Exercise requirements ▸
Only a number is wanted: how many lines of the entries include the string "true"?

Listed records ▸
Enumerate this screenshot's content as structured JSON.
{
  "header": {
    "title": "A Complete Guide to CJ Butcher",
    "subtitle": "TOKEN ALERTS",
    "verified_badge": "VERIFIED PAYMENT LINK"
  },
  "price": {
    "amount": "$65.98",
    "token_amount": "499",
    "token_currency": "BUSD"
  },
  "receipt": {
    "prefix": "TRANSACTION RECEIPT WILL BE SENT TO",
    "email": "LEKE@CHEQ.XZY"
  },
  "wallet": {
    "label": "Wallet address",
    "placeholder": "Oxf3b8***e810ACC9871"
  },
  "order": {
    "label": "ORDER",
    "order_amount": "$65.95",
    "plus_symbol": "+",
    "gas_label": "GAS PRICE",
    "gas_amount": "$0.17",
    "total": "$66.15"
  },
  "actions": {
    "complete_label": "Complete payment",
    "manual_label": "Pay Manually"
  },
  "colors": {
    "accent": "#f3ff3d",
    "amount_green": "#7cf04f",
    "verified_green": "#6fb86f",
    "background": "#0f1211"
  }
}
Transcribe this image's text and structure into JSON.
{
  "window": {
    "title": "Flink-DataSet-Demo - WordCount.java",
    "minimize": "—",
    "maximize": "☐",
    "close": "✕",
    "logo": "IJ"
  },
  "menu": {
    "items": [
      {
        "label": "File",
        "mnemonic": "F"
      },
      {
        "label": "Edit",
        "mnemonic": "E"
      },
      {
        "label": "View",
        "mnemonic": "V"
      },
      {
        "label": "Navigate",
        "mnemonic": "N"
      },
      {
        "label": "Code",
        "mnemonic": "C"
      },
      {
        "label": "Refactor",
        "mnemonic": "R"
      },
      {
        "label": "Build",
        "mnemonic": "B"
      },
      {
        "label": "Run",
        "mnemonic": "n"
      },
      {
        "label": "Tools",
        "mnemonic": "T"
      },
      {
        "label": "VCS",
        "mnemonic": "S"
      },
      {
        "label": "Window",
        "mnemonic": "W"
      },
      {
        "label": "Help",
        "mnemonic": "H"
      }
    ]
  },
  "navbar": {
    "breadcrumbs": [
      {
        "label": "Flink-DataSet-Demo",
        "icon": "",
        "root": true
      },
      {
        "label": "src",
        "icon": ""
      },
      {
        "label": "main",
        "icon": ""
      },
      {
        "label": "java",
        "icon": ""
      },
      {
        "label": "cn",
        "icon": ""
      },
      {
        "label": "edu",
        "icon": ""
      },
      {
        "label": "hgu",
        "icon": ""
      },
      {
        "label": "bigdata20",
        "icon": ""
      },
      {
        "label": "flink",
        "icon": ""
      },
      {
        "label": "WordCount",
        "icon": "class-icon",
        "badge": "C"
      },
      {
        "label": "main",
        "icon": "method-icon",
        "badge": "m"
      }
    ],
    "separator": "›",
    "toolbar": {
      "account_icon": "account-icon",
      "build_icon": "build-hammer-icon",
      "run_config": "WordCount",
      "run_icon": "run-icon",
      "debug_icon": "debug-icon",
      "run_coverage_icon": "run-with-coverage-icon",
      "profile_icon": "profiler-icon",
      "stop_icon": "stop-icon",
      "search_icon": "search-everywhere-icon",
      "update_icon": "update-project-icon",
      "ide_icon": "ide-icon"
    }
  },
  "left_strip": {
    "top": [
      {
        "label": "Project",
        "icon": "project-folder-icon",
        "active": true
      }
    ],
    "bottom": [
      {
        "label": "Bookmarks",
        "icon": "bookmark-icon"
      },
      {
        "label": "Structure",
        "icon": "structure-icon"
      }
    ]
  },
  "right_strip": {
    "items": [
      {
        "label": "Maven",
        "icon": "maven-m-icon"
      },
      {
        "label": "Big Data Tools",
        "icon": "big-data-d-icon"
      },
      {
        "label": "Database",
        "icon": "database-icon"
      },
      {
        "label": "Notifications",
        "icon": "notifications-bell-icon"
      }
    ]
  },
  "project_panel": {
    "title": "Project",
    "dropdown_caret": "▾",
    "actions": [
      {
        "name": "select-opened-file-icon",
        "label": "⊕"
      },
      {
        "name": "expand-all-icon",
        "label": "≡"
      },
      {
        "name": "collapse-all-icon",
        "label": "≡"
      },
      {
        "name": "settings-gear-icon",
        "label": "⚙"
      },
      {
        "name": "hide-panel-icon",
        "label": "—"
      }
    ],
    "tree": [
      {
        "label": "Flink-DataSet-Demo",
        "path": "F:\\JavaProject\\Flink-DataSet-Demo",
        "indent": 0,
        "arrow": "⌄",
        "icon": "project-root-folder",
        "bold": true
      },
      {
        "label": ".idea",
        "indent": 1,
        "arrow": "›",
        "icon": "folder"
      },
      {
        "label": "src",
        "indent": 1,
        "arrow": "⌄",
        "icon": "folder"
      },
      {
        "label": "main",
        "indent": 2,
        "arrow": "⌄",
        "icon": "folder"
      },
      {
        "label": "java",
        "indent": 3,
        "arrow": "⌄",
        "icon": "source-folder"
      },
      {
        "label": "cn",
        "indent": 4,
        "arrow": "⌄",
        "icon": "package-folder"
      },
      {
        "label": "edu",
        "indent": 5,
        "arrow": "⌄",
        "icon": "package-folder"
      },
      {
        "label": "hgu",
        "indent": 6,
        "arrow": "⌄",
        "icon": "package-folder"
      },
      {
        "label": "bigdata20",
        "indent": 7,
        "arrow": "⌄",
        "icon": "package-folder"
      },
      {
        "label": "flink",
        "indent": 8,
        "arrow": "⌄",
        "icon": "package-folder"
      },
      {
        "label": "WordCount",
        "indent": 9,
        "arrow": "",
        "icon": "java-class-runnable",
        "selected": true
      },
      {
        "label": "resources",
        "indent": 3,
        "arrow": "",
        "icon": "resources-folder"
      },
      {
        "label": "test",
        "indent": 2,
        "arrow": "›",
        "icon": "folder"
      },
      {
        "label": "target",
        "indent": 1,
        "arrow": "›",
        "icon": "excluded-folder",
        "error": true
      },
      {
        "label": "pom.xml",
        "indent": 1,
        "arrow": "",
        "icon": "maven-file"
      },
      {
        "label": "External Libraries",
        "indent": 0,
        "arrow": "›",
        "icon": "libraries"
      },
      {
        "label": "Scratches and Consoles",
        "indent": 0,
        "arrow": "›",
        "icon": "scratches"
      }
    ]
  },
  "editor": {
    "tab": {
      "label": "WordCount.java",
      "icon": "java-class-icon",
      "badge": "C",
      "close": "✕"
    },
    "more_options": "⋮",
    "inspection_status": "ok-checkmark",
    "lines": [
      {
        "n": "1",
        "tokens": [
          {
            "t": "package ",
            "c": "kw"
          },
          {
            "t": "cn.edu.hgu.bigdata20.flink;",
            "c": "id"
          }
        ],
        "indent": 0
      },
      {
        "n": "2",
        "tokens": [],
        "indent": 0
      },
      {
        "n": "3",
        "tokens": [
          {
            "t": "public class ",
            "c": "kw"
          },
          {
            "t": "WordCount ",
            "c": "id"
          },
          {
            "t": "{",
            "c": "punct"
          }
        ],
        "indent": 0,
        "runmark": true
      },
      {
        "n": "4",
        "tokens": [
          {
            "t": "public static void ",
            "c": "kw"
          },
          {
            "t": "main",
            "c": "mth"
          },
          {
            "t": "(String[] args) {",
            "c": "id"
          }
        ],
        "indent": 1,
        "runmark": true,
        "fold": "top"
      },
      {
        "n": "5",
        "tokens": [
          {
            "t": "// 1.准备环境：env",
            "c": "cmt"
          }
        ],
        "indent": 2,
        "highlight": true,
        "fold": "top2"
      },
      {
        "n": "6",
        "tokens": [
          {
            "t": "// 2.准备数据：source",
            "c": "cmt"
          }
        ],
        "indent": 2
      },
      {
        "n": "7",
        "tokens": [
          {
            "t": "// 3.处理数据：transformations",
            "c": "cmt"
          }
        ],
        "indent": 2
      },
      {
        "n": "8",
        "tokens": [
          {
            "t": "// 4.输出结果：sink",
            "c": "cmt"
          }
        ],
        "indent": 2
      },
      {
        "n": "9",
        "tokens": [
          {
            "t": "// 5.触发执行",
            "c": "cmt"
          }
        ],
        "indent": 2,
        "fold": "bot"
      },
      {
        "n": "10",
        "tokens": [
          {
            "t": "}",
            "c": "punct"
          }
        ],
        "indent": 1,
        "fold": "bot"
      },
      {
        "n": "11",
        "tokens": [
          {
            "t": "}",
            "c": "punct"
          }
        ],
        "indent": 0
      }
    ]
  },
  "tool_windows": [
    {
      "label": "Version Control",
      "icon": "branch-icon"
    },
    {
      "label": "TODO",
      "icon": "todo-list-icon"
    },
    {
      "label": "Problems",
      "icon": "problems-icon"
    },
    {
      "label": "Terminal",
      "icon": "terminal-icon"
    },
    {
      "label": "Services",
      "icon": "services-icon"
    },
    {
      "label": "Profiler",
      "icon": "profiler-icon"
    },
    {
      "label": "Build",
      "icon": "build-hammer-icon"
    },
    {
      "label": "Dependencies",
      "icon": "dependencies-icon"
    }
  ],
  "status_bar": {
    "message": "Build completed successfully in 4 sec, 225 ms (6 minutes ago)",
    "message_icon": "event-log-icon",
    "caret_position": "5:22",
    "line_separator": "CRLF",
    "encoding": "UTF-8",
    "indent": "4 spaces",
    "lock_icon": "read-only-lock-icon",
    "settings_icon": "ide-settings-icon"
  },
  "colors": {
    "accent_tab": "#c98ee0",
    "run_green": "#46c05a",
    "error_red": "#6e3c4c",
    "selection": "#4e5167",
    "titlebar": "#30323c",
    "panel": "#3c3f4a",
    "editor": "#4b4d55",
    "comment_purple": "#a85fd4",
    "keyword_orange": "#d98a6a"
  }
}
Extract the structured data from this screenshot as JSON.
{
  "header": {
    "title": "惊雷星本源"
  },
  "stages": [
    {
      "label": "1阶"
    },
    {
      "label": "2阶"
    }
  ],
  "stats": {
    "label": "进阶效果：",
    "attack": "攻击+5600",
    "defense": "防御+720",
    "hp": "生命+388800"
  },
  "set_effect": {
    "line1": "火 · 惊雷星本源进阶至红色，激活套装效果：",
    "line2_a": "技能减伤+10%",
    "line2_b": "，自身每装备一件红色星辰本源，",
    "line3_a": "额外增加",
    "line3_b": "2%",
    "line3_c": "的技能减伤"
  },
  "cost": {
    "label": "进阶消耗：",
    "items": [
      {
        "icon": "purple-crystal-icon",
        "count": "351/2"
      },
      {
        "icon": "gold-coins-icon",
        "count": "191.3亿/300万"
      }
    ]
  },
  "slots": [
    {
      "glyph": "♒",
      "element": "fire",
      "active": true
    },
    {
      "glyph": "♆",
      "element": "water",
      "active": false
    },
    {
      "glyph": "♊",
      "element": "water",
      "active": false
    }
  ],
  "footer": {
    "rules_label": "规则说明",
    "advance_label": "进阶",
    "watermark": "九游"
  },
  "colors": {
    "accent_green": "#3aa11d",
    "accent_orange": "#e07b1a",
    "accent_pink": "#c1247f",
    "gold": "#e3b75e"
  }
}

Output below ▸
9